Source data START
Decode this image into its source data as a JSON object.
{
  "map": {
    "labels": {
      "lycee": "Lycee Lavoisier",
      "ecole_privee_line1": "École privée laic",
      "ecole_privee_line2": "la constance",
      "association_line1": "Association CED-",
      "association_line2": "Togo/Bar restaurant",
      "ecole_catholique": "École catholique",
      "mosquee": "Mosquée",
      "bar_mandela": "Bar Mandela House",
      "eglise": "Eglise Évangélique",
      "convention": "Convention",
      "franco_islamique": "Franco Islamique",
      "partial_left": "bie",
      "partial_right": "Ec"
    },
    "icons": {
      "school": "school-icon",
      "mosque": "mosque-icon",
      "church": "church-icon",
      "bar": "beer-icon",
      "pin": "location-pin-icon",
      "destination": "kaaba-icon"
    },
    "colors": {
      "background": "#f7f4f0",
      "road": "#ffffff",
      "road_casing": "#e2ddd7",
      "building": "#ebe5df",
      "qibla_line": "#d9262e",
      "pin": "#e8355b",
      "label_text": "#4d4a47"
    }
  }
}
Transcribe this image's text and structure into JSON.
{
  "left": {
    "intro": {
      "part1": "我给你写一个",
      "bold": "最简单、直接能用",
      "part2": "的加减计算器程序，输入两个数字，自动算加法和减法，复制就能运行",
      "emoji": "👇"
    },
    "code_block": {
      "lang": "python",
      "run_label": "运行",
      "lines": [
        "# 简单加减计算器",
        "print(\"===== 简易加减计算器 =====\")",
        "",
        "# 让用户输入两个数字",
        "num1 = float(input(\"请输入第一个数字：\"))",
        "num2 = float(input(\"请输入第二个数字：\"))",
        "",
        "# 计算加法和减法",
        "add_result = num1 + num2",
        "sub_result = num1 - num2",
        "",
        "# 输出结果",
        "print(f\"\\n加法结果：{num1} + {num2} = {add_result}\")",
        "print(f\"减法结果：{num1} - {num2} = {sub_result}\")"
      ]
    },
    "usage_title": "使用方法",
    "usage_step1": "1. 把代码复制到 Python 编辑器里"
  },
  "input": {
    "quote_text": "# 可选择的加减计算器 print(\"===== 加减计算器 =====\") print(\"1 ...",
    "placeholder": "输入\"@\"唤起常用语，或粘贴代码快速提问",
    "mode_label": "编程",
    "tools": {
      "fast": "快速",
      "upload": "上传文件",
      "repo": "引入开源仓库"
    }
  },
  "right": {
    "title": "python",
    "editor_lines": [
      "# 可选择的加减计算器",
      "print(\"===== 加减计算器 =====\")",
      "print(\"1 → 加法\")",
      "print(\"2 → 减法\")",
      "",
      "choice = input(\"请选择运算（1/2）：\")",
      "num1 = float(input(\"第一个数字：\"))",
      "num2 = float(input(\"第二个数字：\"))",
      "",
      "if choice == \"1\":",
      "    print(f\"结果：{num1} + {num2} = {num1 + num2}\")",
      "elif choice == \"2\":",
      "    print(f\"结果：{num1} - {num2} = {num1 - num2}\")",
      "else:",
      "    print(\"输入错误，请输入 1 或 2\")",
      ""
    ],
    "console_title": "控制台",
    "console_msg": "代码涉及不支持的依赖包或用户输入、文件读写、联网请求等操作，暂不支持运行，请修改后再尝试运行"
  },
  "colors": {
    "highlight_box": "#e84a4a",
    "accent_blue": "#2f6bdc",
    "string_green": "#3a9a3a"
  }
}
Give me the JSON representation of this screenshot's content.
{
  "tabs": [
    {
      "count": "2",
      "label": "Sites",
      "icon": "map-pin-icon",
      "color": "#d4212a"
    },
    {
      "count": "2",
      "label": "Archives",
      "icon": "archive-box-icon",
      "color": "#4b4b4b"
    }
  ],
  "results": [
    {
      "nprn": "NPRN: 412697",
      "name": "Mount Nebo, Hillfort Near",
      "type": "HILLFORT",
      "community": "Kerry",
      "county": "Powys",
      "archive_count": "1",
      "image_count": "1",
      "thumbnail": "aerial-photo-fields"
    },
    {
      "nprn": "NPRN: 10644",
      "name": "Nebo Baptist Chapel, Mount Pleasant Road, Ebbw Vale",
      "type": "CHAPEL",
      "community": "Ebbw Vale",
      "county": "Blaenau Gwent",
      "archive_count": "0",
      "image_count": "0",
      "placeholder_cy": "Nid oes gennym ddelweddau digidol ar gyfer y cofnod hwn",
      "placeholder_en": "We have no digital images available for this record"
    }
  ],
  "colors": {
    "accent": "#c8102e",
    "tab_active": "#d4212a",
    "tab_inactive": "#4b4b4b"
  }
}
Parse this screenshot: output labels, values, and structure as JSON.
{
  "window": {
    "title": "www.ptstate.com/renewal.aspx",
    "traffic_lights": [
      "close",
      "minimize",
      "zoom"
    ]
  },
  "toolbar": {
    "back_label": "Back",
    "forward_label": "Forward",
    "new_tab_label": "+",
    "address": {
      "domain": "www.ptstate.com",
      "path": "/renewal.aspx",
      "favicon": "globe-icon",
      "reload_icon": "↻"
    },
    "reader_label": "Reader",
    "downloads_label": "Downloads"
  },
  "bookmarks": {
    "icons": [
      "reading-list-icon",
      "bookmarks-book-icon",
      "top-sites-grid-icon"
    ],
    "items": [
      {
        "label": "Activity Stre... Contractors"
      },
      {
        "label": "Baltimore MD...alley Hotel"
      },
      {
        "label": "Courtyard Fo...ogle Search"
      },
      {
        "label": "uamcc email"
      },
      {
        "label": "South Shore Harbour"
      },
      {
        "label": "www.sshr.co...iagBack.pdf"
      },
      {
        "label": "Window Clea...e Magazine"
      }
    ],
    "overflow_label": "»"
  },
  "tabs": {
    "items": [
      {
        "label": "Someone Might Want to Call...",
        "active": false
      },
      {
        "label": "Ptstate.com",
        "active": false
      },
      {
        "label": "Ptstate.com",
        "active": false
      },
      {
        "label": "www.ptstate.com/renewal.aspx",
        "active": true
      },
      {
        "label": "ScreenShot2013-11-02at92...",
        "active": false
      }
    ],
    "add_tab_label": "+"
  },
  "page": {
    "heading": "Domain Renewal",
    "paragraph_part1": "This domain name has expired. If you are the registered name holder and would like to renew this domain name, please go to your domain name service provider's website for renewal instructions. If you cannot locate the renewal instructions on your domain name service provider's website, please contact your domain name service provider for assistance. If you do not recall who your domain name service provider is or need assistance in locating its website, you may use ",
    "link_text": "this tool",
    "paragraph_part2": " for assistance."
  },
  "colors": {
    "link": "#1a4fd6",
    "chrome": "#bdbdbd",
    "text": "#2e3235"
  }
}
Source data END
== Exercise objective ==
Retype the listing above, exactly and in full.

== Output for this exercise ==
Decode this image into its source data as a JSON object.
{
  "map": {
    "labels": {
      "lycee": "Lycee Lavoisier",
      "ecole_privee_line1": "École privée laic",
      "ecole_privee_line2": "la constance",
      "association_line1": "Association CED-",
      "association_line2": "Togo/Bar restaurant",
      "ecole_catholique": "École catholique",
      "mosquee": "Mosquée",
      "bar_mandela": "Bar Mandela House",
      "eglise": "Eglise Évangélique",
      "convention": "Convention",
      "franco_islamique": "Franco Islamique",
      "partial_left": "bie",
      "partial_right": "Ec"
    },
    "icons": {
      "school": "school-icon",
      "mosque": "mosque-icon",
      "church": "church-icon",
      "bar": "beer-icon",
      "pin": "location-pin-icon",
      "destination": "kaaba-icon"
    },
    "colors": {
      "background": "#f7f4f0",
      "road": "#ffffff",
      "road_casing": "#e2ddd7",
      "building": "#ebe5df",
      "qibla_line": "#d9262e",
      "pin": "#e8355b",
      "label_text": "#4d4a47"
    }
  }
}
Transcribe this image's text and structure into JSON.
{
  "left": {
    "intro": {
      "part1": "我给你写一个",
      "bold": "最简单、直接能用",
      "part2": "的加减计算器程序，输入两个数字，自动算加法和减法，复制就能运行",
      "emoji": "👇"
    },
    "code_block": {
      "lang": "python",
      "run_label": "运行",
      "lines": [
        "# 简单加减计算器",
        "print(\"===== 简易加减计算器 =====\")",
        "",
        "# 让用户输入两个数字",
        "num1 = float(input(\"请输入第一个数字：\"))",
        "num2 = float(input(\"请输入第二个数字：\"))",
        "",
        "# 计算加法和减法",
        "add_result = num1 + num2",
        "sub_result = num1 - num2",
        "",
        "# 输出结果",
        "print(f\"\\n加法结果：{num1} + {num2} = {add_result}\")",
        "print(f\"减法结果：{num1} - {num2} = {sub_result}\")"
      ]
    },
    "usage_title": "使用方法",
    "usage_step1": "1. 把代码复制到 Python 编辑器里"
  },
  "input": {
    "quote_text": "# 可选择的加减计算器 print(\"===== 加减计算器 =====\") print(\"1 ...",
    "placeholder": "输入\"@\"唤起常用语，或粘贴代码快速提问",
    "mode_label": "编程",
    "tools": {
      "fast": "快速",
      "upload": "上传文件",
      "repo": "引入开源仓库"
    }
  },
  "right": {
    "title": "python",
    "editor_lines": [
      "# 可选择的加减计算器",
      "print(\"===== 加减计算器 =====\")",
      "print(\"1 → 加法\")",
      "print(\"2 → 减法\")",
      "",
      "choice = input(\"请选择运算（1/2）：\")",
      "num1 = float(input(\"第一个数字：\"))",
      "num2 = float(input(\"第二个数字：\"))",
      "",
      "if choice == \"1\":",
      "    print(f\"结果：{num1} + {num2} = {num1 + num2}\")",
      "elif choice == \"2\":",
      "    print(f\"结果：{num1} - {num2} = {num1 - num2}\")",
      "else:",
      "    print(\"输入错误，请输入 1 或 2\")",
      ""
    ],
    "console_title": "控制台",
    "console_msg": "代码涉及不支持的依赖包或用户输入、文件读写、联网请求等操作，暂不支持运行，请修改后再尝试运行"
  },
  "colors": {
    "highlight_box": "#e84a4a",
    "accent_blue": "#2f6bdc",
    "string_green": "#3a9a3a"
  }
}
Give me the JSON representation of this screenshot's content.
{
  "tabs": [
    {
      "count": "2",
      "label": "Sites",
      "icon": "map-pin-icon",
      "color": "#d4212a"
    },
    {
      "count": "2",
      "label": "Archives",
      "icon": "archive-box-icon",
      "color": "#4b4b4b"
    }
  ],
  "results": [
    {
      "nprn": "NPRN: 412697",
      "name": "Mount Nebo, Hillfort Near",
      "type": "HILLFORT",
      "community": "Kerry",
      "county": "Powys",
      "archive_count": "1",
      "image_count": "1",
      "thumbnail": "aerial-photo-fields"
    },
    {
      "nprn": "NPRN: 10644",
      "name": "Nebo Baptist Chapel, Mount Pleasant Road, Ebbw Vale",
      "type": "CHAPEL",
      "community": "Ebbw Vale",
      "county": "Blaenau Gwent",
      "archive_count": "0",
      "image_count": "0",
      "placeholder_cy": "Nid oes gennym ddelweddau digidol ar gyfer y cofnod hwn",
      "placeholder_en": "We have no digital images available for this record"
    }
  ],
  "colors": {
    "accent": "#c8102e",
    "tab_active": "#d4212a",
    "tab_inactive": "#4b4b4b"
  }
}
Parse this screenshot: output labels, values, and structure as JSON.
{
  "window": {
    "title": "www.ptstate.com/renewal.aspx",
    "traffic_lights": [
      "close",
      "minimize",
      "zoom"
    ]
  },
  "toolbar": {
    "back_label": "Back",
    "forward_label": "Forward",
    "new_tab_label": "+",
    "address": {
      "domain": "www.ptstate.com",
      "path": "/renewal.aspx",
      "favicon": "globe-icon",
      "reload_icon": "↻"
    },
    "reader_label": "Reader",
    "downloads_label": "Downloads"
  },
  "bookmarks": {
    "icons": [
      "reading-list-icon",
      "bookmarks-book-icon",
      "top-sites-grid-icon"
    ],
    "items": [
      {
        "label": "Activity Stre... Contractors"
      },
      {
        "label": "Baltimore MD...alley Hotel"
      },
      {
        "label": "Courtyard Fo...ogle Search"
      },
      {
        "label": "uamcc email"
      },
      {
        "label": "South Shore Harbour"
      },
      {
        "label": "www.sshr.co...iagBack.pdf"
      },
      {
        "label": "Window Clea...e Magazine"
      }
    ],
    "overflow_label": "»"
  },
  "tabs": {
    "items": [
      {
        "label": "Someone Might Want to Call...",
        "active": false
      },
      {
        "label": "Ptstate.com",
        "active": false
      },
      {
        "label": "Ptstate.com",
        "active": false
      },
      {
        "label": "www.ptstate.com/renewal.aspx",
        "active": true
      },
      {
        "label": "ScreenShot2013-11-02at92...",
        "active": false
      }
    ],
    "add_tab_label": "+"
  },
  "page": {
    "heading": "Domain Renewal",
    "paragraph_part1": "This domain name has expired. If you are the registered name holder and would like to renew this domain name, please go to your domain name service provider's website for renewal instructions. If you cannot locate the renewal instructions on your domain name service provider's website, please contact your domain name service provider for assistance. If you do not recall who your domain name service provider is or need assistance in locating its website, you may use ",
    "link_text": "this tool",
    "paragraph_part2": " for assistance."
  },
  "colors": {
    "link": "#1a4fd6",
    "chrome": "#bdbdbd",
    "text": "#2e3235"
  }
}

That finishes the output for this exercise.